And if you're pitching individual angel investors, oftentimes it's just  after one meeting you might get a commitment with them. But generally the biggest difference is the  terms are significantly better for technology based companies. I think there was one like Silicon Valley based company that pitched on Shark Tank, but I can recall which was Ring, which is like the webcam.

I don't know if they ended up getting funding. I think they rejected it because they didn't like the terms and they ended up raising from VCs, which offered them much better terms.

Nate: [00:53:19] All right, so if I am a founder and I want to learn more about VC, what are some resources that I should go to?

Sumukh: [00:53:25] I'll plug this blog and I'm somewhat biased in doing so, but AngeList itself actually kind of started out as a series of blog posts, which turned into like a mailing list, hence the name AngelList, which then turned into like an actual company. But I think the recommendation that I get the most feedback from about how useful it is, is the VentureHacks blog. So if you go to venturehacks.com there's a series of blogs that talk about everything, about how you negotiate term sheets, the details of options, and even how to like evaluate offers from companies.

And so, there is a PDF somewhere out there of like every VentureHacks blog post, and that's probably like the gold mine of how to like think about Silicon Valley and raising. And that material is almost 10 years old at this point, but it's still really good as content. So the the VentureHacks blog is the first one.

The second resource I would say is for entrepreneurs not in Silicon Valley is probably using Twitter effectively is probably your most like one of the most leveraged ways to get connections if you don't live in Silicon Valley, and if you do live in Silicon Valley, it's even better, but that's another resource.

There are some books that are out there if you really care about the intricacies of venture financing. There's this book by Brad Feld called Venture Deals. That really ties into the deep details. And ultimately I think the best resource is talking to founders who have done it. And one of the advantages of Silicon Valley and tech in general is that people are very helpful and open to answering questions that you might have. And so if you can take advantage of that, you will be in a better place.
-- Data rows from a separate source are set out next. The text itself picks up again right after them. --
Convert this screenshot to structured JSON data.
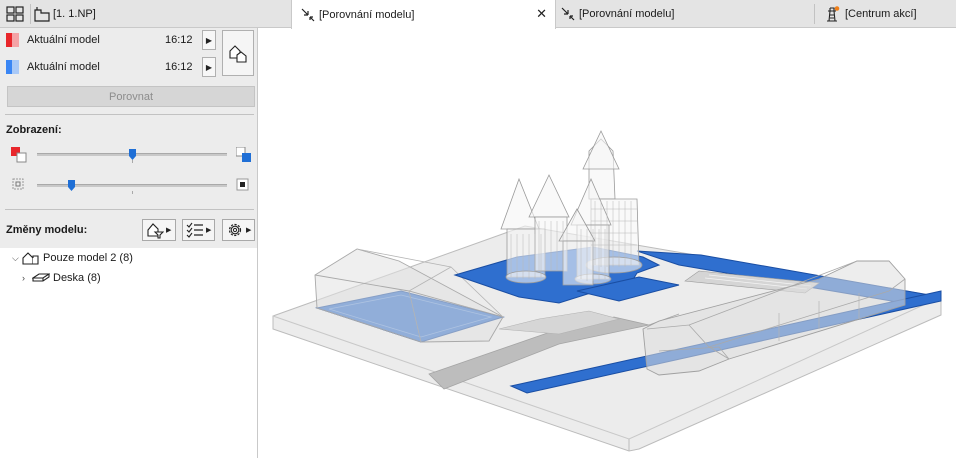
{
  "tabs": [
    {
      "label": "[1. 1.NP]"
    },
    {
      "label": "[Porovnání modelu]",
      "active": true
    },
    {
      "label": "[Porovnání modelu]"
    },
    {
      "label": "[Centrum akcí]"
    }
  ],
  "tab_close": "✕",
  "models": [
    {
      "name": "Aktuální model",
      "time": "16:12",
      "color": "#e8262b"
    },
    {
      "name": "Aktuální model",
      "time": "16:12",
      "color": "#3a86f4"
    }
  ],
  "compare_button": "Porovnat",
  "display": {
    "label": "Zobrazení:",
    "color_slider": 0.46,
    "opacity_slider": 0.18
  },
  "changes": {
    "label": "Změny modelu:"
  },
  "tree": [
    {
      "label": "Pouze model 2 (8)",
      "level": 0,
      "expanded": true
    },
    {
      "label": "Deska (8)",
      "level": 1,
      "expanded": false
    }
  ],
  "colors": {
    "accent_blue": "#2f6fcf",
    "model1": "#e8262b",
    "model2": "#3a86f4",
    "notification": "#f07f1a"
  },
  "icons": [
    "grid-icon",
    "floor-plan-icon",
    "compare-icon",
    "tower-icon",
    "swap-icon",
    "filter-icon",
    "list-icon",
    "settings-icon",
    "building-icon",
    "slab-icon"
  ]
}
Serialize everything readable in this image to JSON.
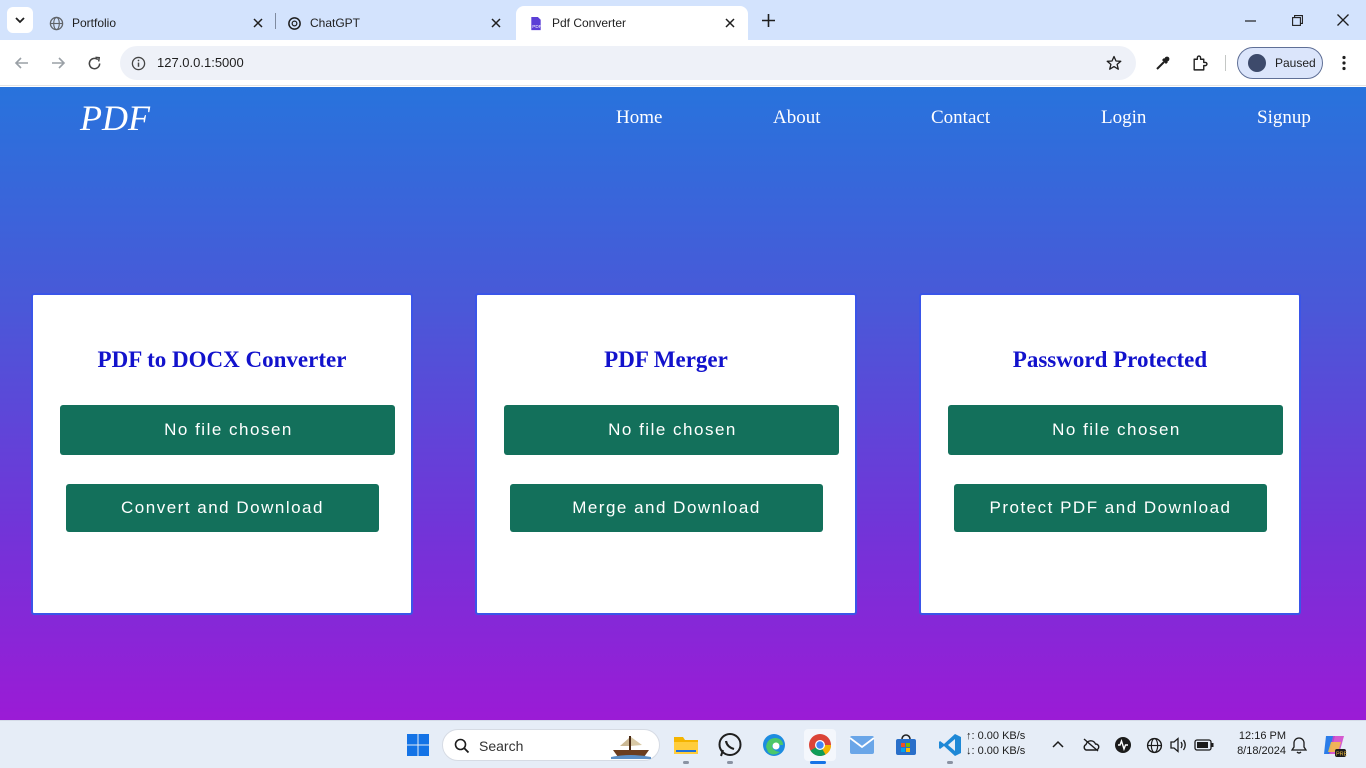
{
  "browser": {
    "tabs": [
      {
        "title": "Portfolio",
        "icon": "globe-icon"
      },
      {
        "title": "ChatGPT",
        "icon": "chatgpt-icon"
      },
      {
        "title": "Pdf Converter",
        "icon": "pdf-icon",
        "active": true
      }
    ],
    "url": "127.0.0.1:5000",
    "profile_label": "Paused"
  },
  "site": {
    "logo": "PDF",
    "nav": [
      "Home",
      "About",
      "Contact",
      "Login",
      "Signup"
    ],
    "cards": [
      {
        "title": "PDF to DOCX Converter",
        "file_label": "No file chosen",
        "action": "Convert and Download"
      },
      {
        "title": "PDF Merger",
        "file_label": "No file chosen",
        "action": "Merge and Download"
      },
      {
        "title": "Password Protected",
        "file_label": "No file chosen",
        "action": "Protect PDF and Download"
      }
    ],
    "colors": {
      "heading": "#1212cc",
      "button": "#13705b",
      "gradient_top": "#2873dc",
      "gradient_bottom": "#9b1bd6"
    }
  },
  "taskbar": {
    "search_label": "Search",
    "upload_speed": "↑: 0.00 KB/s",
    "download_speed": "↓: 0.00 KB/s",
    "time": "12:16 PM",
    "date": "8/18/2024"
  }
}
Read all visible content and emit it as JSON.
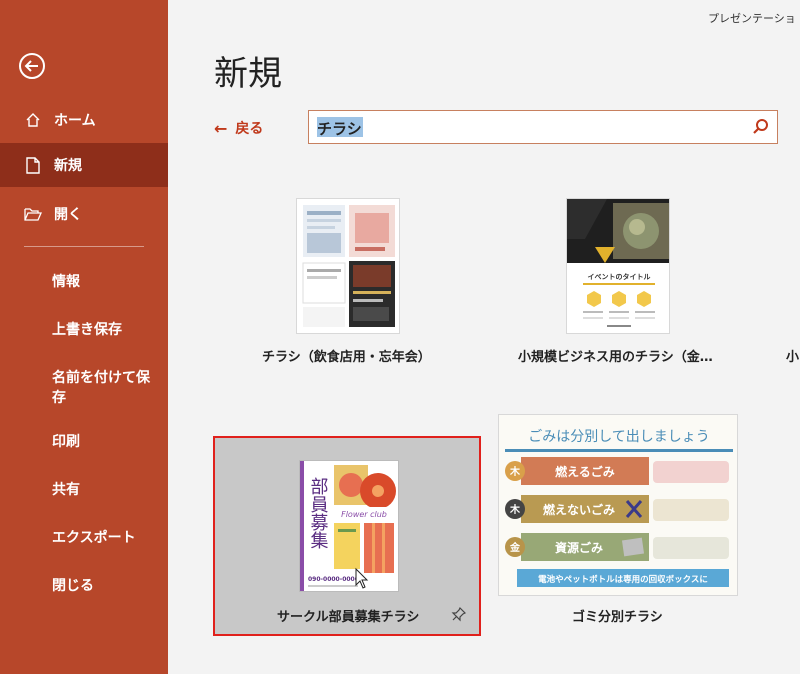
{
  "window": {
    "app_title": "プレゼンテーショ"
  },
  "sidebar": {
    "nav": [
      {
        "label": "ホーム"
      },
      {
        "label": "新規"
      },
      {
        "label": "開く"
      }
    ],
    "sub": [
      {
        "label": "情報"
      },
      {
        "label": "上書き保存"
      },
      {
        "label": "名前を付けて保存"
      },
      {
        "label": "印刷"
      },
      {
        "label": "共有"
      },
      {
        "label": "エクスポート"
      },
      {
        "label": "閉じる"
      }
    ]
  },
  "main": {
    "title": "新規",
    "back_label": "戻る",
    "search": {
      "value": "チラシ"
    },
    "templates": [
      {
        "label": "チラシ（飲食店用・忘年会）"
      },
      {
        "label": "小規模ビジネス用のチラシ（金…"
      },
      {
        "label": "サークル部員募集チラシ"
      },
      {
        "label": "ゴミ分別チラシ"
      }
    ],
    "edge_label": "小"
  },
  "thumb_text": {
    "event_title": "イベントのタイトル",
    "recruit_vertical": "部員募集",
    "flower": "Flower club",
    "gomi_title": "ごみは分別して出しましょう",
    "burnable": "燃えるごみ",
    "nonburnable": "燃えないごみ",
    "resource": "資源ごみ",
    "bottle_note": "電池やペットボトルは専用の回収ボックスに",
    "day1": "木",
    "day2": "木",
    "day3": "金",
    "phone": "090-0000-0000"
  },
  "colors": {
    "sidebar": "#b7472a",
    "sidebar_active": "#8e2e1a",
    "accent": "#c0391b",
    "selection_border": "#e0201b"
  }
}
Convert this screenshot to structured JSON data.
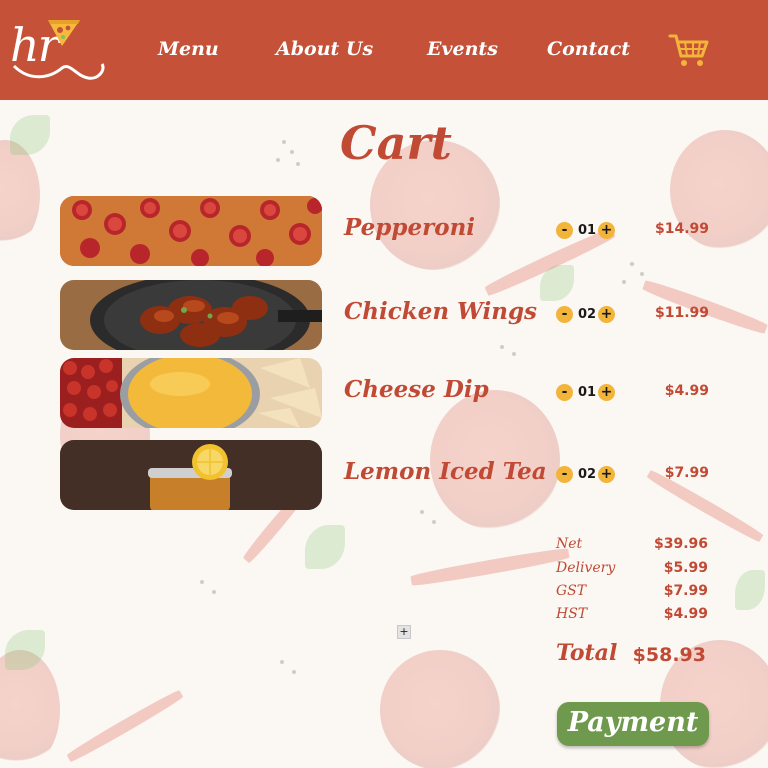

So the way you do this, you reach out to founders who are maybe six to 12 months ahead of you and ask for advice. And I've found that most people are willing to help. Which is great, and I think that's not as common in other industries so it's always something to take advantage of.

Nate: [00:55:13] Great, thanks. And so where can we go to find out more about you Sumukh?

Sumukh: [00:55:17] Yeah, so I have a personal Twitter. It's not very exciting, but if you care about venture or learning about like what's going on in venture, you can follow the Twitter for VC Starter Kit and that's probably the way it go and there's an email newsletter as well where you can get more detailed content.

Nate: [00:55:31] All right. Thank you very much.

Sumukh: [00:55:32] All right, thanks Nate. Thanks Amelia!